An antibody-drug conjugate (ADC) consists of a small molecule drug – or payloads – connected by a linker to a monoclonal antibody which targets diseased tissues.
In 2001, Pfizer was the first to see regulatory success with an ADC through the - later withdrawn - drug Mylotarg, and now the Big Biopharma firm is looking to explore such technology further through a joint licensing deal with Bioatla.
Under terms of the agreement announced yesterday, Pfizer will pay up to $1bn (€920m) in up-front, regulatory and sales milestone payments after accessing the San Diego-based biotech’s CAB platform and gaining the exclusive option to develop and commercialise BioAtla’s CAB antibodies that target CTLA4, a validated immuno-oncology target in humans.
CABs are proteins, such as antibodies or enzymes, activated by specific microenvironments within the body, and in May 2014 Bioatla received a method-independent patent for their development and manufacture.
“CAB-ADC antibodies aim to address the inherent limitations of current ADC antibody technology by actively binding to antigens expressed on tumor tissue-resident cancer cells, but not to the same antigens expressed on normal cells in non-diseased tissues,” Bioatla said in a statement.
“The use of CAB antibodies as payload delivery vehicles could dramatically increase the number of tumor-associated antigens that are addressable with ADC technology.”

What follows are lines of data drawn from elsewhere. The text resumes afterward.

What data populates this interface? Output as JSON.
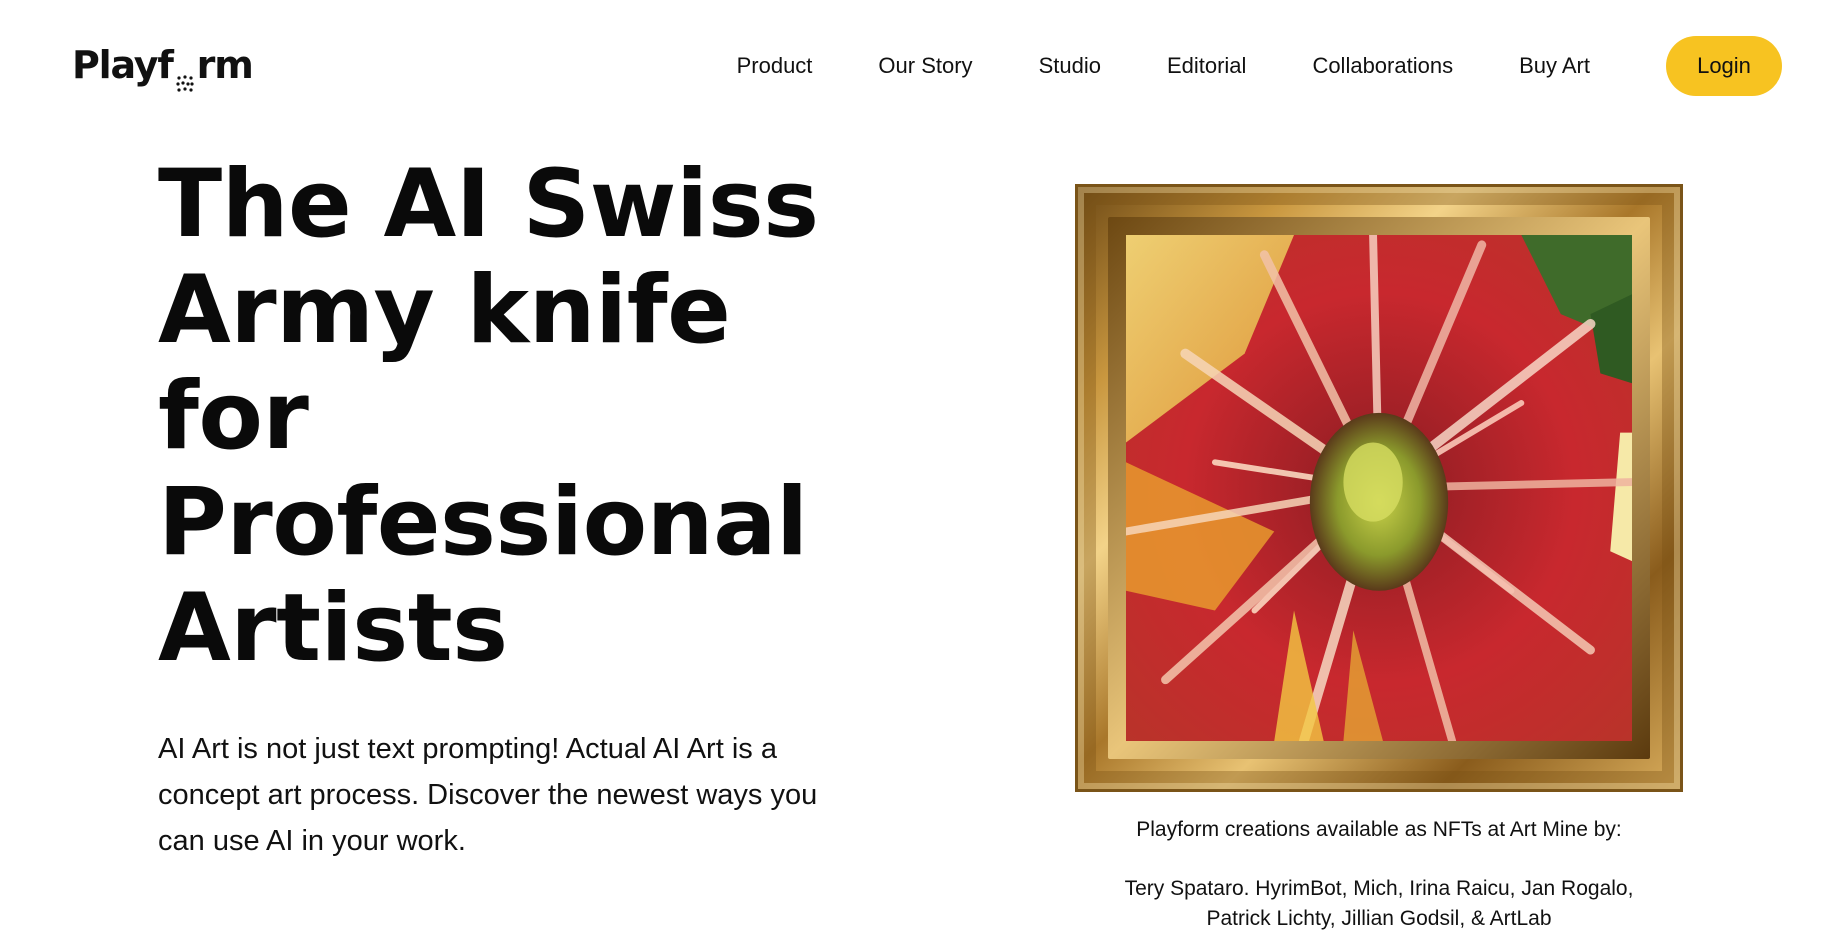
{
  "header": {
    "logo_text_left": "Playf",
    "logo_text_right": "rm",
    "nav": [
      "Product",
      "Our Story",
      "Studio",
      "Editorial",
      "Collaborations",
      "Buy Art"
    ],
    "login_label": "Login"
  },
  "hero": {
    "title_lines": [
      "The AI Swiss",
      "Army knife",
      "for",
      "Professional",
      "Artists"
    ],
    "description_lines": [
      "AI Art is not just text prompting! Actual AI Art is a",
      "concept art process. Discover the newest ways you",
      "can use AI in your work."
    ]
  },
  "artwork": {
    "caption": "Playform creations available as NFTs at Art Mine by:",
    "artists_line_1": "Tery Spataro. HyrimBot, Mich, Irina Raicu, Jan Rogalo,",
    "artists_line_2": "Patrick Lichty, Jillian Godsil, & ArtLab"
  },
  "colors": {
    "accent": "#f7c321",
    "text": "#111111",
    "background": "#ffffff"
  }
}
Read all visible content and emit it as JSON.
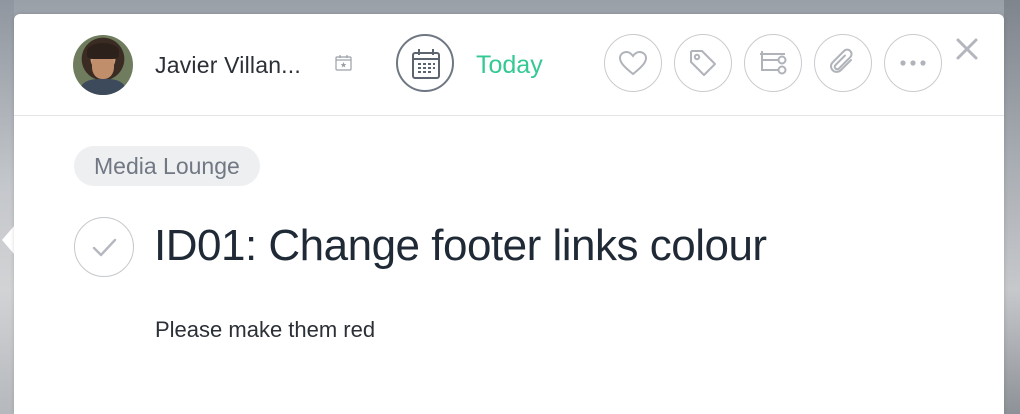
{
  "task": {
    "assignee_name": "Javier Villan...",
    "due_label": "Today",
    "project": "Media Lounge",
    "title": "ID01: Change footer links colour",
    "description": "Please make them red"
  },
  "colors": {
    "accent_due": "#34c993",
    "title_text": "#1f2a36",
    "icon_stroke": "#b0b4ba",
    "pill_bg": "#eeeff1"
  },
  "toolbar_icons": [
    "heart-icon",
    "tag-icon",
    "subtask-icon",
    "paperclip-icon",
    "more-icon"
  ]
}
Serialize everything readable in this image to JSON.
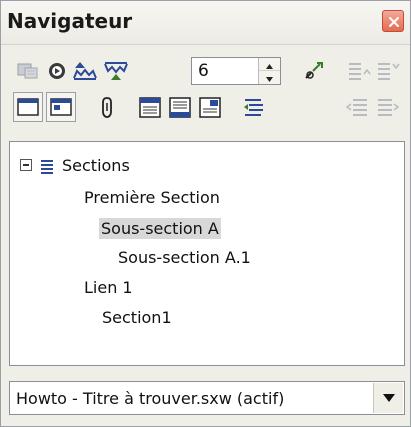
{
  "window": {
    "title": "Navigateur",
    "close_icon": "close-icon"
  },
  "toolbar": {
    "row1": [
      "toggle-content-icon",
      "navigation-icon",
      "previous-icon",
      "next-icon"
    ],
    "spin_value": "6",
    "row1_right": [
      "drag-mode-icon",
      "promote-level-icon",
      "demote-level-icon"
    ],
    "row2": [
      "content-view-icon",
      "list-box-icon",
      "reminder-icon",
      "header-icon",
      "footer-icon",
      "anchor-note-icon",
      "heading-levels-icon",
      "promote-chapter-icon",
      "demote-chapter-icon"
    ]
  },
  "tree": {
    "root_label": "Sections",
    "items": [
      {
        "label": "Première Section",
        "selected": false
      },
      {
        "label": "Sous-section A",
        "selected": true
      },
      {
        "label": "Sous-section A.1",
        "selected": false
      },
      {
        "label": "Lien 1",
        "selected": false
      },
      {
        "label": "Section1",
        "selected": false
      }
    ]
  },
  "document_select": {
    "value": "Howto - Titre à trouver.sxw (actif)"
  },
  "colors": {
    "background": "#efeee7",
    "close_button": "#e46a50",
    "selection": "#d8d8d8",
    "icon_blue": "#2c4a9a",
    "icon_green": "#3a7a2a",
    "icon_gray": "#b8bcc2"
  }
}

The agreement will also allow Bioalta access to ADC payloads owned by Pfizer, which would then receive milestone payments and royalties on any successful CAB-ADC product developed by Bioalta.
“This agreement between Pfizer and BioAtla provides an exciting opportunity to further explore innovative and potentially breakthrough technologies in the treatment of human cancers,” said Bob Abraham, Head of Pfizer's Oncology-Rinat R&D Group;
“By leveraging the unique capabilities of the two companies, we hope to advance our mission to deliver safer and more effective medicines to our patients.”